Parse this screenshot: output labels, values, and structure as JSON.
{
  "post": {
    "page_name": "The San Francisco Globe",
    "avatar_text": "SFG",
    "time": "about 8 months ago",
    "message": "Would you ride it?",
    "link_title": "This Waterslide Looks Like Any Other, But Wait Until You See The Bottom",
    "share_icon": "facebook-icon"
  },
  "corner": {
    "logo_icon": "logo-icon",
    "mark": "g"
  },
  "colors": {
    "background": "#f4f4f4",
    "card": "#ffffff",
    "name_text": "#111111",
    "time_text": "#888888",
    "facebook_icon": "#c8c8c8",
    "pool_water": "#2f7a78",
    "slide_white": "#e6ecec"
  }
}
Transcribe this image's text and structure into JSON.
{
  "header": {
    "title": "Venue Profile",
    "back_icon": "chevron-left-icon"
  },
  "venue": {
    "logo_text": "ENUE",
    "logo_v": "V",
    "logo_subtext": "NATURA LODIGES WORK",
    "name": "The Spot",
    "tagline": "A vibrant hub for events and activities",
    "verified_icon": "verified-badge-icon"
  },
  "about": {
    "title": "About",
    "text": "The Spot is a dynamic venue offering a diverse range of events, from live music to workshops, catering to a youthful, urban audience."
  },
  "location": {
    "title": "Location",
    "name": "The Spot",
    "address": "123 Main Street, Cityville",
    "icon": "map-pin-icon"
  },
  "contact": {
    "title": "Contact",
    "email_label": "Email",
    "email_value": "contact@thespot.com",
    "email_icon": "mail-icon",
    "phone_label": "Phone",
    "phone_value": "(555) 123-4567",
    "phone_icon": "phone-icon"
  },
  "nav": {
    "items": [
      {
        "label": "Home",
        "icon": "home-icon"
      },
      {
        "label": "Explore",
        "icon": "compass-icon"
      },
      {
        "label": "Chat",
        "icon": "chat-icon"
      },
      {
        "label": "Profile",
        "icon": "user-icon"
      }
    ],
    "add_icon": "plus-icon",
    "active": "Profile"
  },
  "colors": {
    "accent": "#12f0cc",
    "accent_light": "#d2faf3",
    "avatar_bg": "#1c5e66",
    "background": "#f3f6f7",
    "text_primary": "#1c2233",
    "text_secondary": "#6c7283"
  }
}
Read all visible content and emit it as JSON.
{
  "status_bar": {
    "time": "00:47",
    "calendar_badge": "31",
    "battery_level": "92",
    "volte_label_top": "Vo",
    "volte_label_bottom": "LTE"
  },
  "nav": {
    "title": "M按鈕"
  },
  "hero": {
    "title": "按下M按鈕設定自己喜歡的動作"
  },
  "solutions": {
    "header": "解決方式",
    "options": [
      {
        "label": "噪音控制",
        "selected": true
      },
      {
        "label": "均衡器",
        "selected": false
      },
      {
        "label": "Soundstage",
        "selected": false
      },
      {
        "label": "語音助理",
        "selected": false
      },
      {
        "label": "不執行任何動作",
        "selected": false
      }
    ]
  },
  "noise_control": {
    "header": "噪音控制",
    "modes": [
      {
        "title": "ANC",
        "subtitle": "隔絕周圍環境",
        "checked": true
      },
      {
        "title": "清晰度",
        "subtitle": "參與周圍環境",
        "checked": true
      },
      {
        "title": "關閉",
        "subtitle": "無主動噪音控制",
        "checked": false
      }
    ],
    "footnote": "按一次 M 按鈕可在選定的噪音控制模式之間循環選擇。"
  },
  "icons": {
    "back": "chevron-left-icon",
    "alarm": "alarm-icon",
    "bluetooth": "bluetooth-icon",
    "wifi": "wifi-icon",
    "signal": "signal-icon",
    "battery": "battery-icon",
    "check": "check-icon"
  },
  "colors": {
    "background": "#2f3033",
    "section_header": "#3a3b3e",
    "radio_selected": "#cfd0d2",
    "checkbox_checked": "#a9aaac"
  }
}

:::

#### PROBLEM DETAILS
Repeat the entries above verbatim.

#### RESULT OF THIS EXERCISE
Parse this screenshot: output labels, values, and structure as JSON.
{
  "post": {
    "page_name": "The San Francisco Globe",
    "avatar_text": "SFG",
    "time": "about 8 months ago",
    "message": "Would you ride it?",
    "link_title": "This Waterslide Looks Like Any Other, But Wait Until You See The Bottom",
    "share_icon": "facebook-icon"
  },
  "corner": {
    "logo_icon": "logo-icon",
    "mark": "g"
  },
  "colors": {
    "background": "#f4f4f4",
    "card": "#ffffff",
    "name_text": "#111111",
    "time_text": "#888888",
    "facebook_icon": "#c8c8c8",
    "pool_water": "#2f7a78",
    "slide_white": "#e6ecec"
  }
}
Transcribe this image's text and structure into JSON.
{
  "header": {
    "title": "Venue Profile",
    "back_icon": "chevron-left-icon"
  },
  "venue": {
    "logo_text": "ENUE",
    "logo_v": "V",
    "logo_subtext": "NATURA LODIGES WORK",
    "name": "The Spot",
    "tagline": "A vibrant hub for events and activities",
    "verified_icon": "verified-badge-icon"
  },
  "about": {
    "title": "About",
    "text": "The Spot is a dynamic venue offering a diverse range of events, from live music to workshops, catering to a youthful, urban audience."
  },
  "location": {
    "title": "Location",
    "name": "The Spot",
    "address": "123 Main Street, Cityville",
    "icon": "map-pin-icon"
  },
  "contact": {
    "title": "Contact",
    "email_label": "Email",
    "email_value": "contact@thespot.com",
    "email_icon": "mail-icon",
    "phone_label": "Phone",
    "phone_value": "(555) 123-4567",
    "phone_icon": "phone-icon"
  },
  "nav": {
    "items": [
      {
        "label": "Home",
        "icon": "home-icon"
      },
      {
        "label": "Explore",
        "icon": "compass-icon"
      },
      {
        "label": "Chat",
        "icon": "chat-icon"
      },
      {
        "label": "Profile",
        "icon": "user-icon"
      }
    ],
    "add_icon": "plus-icon",
    "active": "Profile"
  },
  "colors": {
    "accent": "#12f0cc",
    "accent_light": "#d2faf3",
    "avatar_bg": "#1c5e66",
    "background": "#f3f6f7",
    "text_primary": "#1c2233",
    "text_secondary": "#6c7283"
  }
}
Read all visible content and emit it as JSON.
{
  "status_bar": {
    "time": "00:47",
    "calendar_badge": "31",
    "battery_level": "92",
    "volte_label_top": "Vo",
    "volte_label_bottom": "LTE"
  },
  "nav": {
    "title": "M按鈕"
  },
  "hero": {
    "title": "按下M按鈕設定自己喜歡的動作"
  },
  "solutions": {
    "header": "解決方式",
    "options": [
      {
        "label": "噪音控制",
        "selected": true
      },
      {
        "label": "均衡器",
        "selected": false
      },
      {
        "label": "Soundstage",
        "selected": false
      },
      {
        "label": "語音助理",
        "selected": false
      },
      {
        "label": "不執行任何動作",
        "selected": false
      }
    ]
  },
  "noise_control": {
    "header": "噪音控制",
    "modes": [
      {
        "title": "ANC",
        "subtitle": "隔絕周圍環境",
        "checked": true
      },
      {
        "title": "清晰度",
        "subtitle": "參與周圍環境",
        "checked": true
      },
      {
        "title": "關閉",
        "subtitle": "無主動噪音控制",
        "checked": false
      }
    ],
    "footnote": "按一次 M 按鈕可在選定的噪音控制模式之間循環選擇。"
  },
  "icons": {
    "back": "chevron-left-icon",
    "alarm": "alarm-icon",
    "bluetooth": "bluetooth-icon",
    "wifi": "wifi-icon",
    "signal": "signal-icon",
    "battery": "battery-icon",
    "check": "check-icon"
  },
  "colors": {
    "background": "#2f3033",
    "section_header": "#3a3b3e",
    "radio_selected": "#cfd0d2",
    "checkbox_checked": "#a9aaac"
  }
}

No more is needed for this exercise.